• [Required action]
In the listing below, find each line that holds the string "BANK" and copy it.

• [Entries shown]
::::::::::
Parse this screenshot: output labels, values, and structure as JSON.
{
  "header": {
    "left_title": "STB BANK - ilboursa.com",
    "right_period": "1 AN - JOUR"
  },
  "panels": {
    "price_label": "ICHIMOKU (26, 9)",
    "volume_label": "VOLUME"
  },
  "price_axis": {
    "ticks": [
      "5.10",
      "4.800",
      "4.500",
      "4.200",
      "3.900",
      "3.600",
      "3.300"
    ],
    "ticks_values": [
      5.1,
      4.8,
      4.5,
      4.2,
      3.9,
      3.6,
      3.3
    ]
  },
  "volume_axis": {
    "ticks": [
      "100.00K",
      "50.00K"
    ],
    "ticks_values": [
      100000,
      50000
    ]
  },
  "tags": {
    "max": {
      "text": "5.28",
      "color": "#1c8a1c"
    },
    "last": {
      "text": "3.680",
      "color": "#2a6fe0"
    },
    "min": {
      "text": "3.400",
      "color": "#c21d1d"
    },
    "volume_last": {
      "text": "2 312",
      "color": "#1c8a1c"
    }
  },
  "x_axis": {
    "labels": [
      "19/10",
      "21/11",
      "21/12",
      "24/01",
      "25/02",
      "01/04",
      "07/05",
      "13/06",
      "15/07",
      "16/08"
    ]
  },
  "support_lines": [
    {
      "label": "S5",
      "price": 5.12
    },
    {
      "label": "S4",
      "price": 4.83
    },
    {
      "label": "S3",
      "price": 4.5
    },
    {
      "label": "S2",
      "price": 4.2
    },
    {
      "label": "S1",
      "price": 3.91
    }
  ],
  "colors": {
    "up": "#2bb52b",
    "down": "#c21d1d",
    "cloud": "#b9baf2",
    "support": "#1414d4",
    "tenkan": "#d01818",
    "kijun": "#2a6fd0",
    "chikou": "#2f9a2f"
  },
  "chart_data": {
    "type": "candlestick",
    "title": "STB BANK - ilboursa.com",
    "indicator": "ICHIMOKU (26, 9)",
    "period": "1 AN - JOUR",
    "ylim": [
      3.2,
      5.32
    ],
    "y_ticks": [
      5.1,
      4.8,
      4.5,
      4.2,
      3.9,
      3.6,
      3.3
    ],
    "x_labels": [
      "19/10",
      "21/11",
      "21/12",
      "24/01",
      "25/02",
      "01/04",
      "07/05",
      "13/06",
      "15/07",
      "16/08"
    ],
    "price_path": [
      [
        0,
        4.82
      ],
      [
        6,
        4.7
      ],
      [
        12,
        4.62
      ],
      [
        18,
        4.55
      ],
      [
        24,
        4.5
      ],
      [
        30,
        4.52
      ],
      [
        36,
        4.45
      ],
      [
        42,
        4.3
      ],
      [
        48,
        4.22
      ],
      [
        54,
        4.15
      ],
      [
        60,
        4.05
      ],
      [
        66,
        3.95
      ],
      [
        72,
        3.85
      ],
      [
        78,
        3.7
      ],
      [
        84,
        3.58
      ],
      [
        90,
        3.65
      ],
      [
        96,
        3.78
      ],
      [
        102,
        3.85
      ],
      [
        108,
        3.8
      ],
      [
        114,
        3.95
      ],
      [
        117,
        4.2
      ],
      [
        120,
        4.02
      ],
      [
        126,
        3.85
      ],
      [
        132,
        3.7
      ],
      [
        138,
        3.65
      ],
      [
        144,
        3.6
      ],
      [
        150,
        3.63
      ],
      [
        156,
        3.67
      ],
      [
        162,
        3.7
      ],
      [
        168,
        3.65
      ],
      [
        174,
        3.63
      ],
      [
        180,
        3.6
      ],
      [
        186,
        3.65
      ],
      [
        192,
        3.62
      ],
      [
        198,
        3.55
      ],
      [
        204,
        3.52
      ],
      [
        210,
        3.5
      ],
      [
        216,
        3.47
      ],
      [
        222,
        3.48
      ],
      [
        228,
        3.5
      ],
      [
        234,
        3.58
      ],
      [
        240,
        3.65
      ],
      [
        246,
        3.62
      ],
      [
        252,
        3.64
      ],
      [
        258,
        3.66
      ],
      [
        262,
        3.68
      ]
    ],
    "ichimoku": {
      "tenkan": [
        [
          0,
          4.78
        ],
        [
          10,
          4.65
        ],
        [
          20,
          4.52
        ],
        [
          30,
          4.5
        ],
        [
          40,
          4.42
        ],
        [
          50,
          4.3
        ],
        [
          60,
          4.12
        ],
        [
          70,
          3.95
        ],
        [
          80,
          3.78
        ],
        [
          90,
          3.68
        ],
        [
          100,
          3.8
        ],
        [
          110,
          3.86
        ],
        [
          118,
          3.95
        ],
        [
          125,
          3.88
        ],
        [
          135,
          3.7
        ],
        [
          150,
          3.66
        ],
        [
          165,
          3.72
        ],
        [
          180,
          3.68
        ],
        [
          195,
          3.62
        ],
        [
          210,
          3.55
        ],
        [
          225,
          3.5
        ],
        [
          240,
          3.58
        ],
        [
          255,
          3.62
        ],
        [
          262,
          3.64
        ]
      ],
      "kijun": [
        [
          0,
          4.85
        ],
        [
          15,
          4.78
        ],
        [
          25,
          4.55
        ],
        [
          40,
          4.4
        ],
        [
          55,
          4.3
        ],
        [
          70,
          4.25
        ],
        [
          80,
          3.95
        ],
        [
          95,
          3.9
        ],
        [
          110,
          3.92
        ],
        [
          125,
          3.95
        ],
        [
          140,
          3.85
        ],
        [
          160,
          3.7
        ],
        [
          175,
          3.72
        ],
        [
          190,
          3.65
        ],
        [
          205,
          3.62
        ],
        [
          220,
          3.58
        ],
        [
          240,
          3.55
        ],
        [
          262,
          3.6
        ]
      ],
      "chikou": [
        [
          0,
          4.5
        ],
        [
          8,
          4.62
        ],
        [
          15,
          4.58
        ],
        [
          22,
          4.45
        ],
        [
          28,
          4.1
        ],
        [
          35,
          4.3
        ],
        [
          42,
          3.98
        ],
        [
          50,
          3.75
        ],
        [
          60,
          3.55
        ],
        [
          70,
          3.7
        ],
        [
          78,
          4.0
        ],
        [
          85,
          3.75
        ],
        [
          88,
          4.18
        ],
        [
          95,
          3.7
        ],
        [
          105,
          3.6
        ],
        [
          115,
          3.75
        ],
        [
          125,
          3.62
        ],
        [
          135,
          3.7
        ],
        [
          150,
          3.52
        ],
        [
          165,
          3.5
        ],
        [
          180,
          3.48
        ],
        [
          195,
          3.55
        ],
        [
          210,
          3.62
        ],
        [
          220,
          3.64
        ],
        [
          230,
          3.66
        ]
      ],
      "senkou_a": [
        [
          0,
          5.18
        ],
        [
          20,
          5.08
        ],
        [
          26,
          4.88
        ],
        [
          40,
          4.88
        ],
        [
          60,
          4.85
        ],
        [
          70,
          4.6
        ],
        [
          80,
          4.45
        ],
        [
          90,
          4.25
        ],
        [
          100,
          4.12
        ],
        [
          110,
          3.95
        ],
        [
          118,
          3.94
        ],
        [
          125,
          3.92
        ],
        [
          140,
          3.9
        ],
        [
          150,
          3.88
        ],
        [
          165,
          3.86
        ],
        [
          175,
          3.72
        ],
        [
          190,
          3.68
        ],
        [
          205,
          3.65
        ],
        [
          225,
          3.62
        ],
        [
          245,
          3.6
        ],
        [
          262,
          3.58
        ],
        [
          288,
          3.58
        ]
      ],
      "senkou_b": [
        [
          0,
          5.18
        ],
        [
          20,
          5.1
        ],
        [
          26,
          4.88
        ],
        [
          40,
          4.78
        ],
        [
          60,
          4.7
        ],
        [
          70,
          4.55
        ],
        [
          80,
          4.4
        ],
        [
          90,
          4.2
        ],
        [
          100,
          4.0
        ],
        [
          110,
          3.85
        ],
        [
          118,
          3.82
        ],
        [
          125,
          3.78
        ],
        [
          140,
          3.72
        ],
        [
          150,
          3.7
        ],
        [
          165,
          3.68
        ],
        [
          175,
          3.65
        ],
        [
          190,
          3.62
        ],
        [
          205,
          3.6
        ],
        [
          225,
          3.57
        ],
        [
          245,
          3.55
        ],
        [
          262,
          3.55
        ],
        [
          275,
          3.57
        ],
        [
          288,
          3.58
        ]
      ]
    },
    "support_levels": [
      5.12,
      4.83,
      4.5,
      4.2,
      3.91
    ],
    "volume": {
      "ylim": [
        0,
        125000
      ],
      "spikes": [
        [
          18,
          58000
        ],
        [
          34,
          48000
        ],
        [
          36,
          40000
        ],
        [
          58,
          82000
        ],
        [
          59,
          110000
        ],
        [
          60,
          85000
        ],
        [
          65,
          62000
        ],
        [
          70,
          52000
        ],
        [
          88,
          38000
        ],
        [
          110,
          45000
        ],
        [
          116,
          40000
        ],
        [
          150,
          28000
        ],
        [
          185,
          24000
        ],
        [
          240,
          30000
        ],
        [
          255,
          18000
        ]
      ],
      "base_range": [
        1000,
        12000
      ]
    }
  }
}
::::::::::
• [Output below]
    "left_title": "STB BANK - ilboursa.com",
    "title": "STB BANK - ilboursa.com",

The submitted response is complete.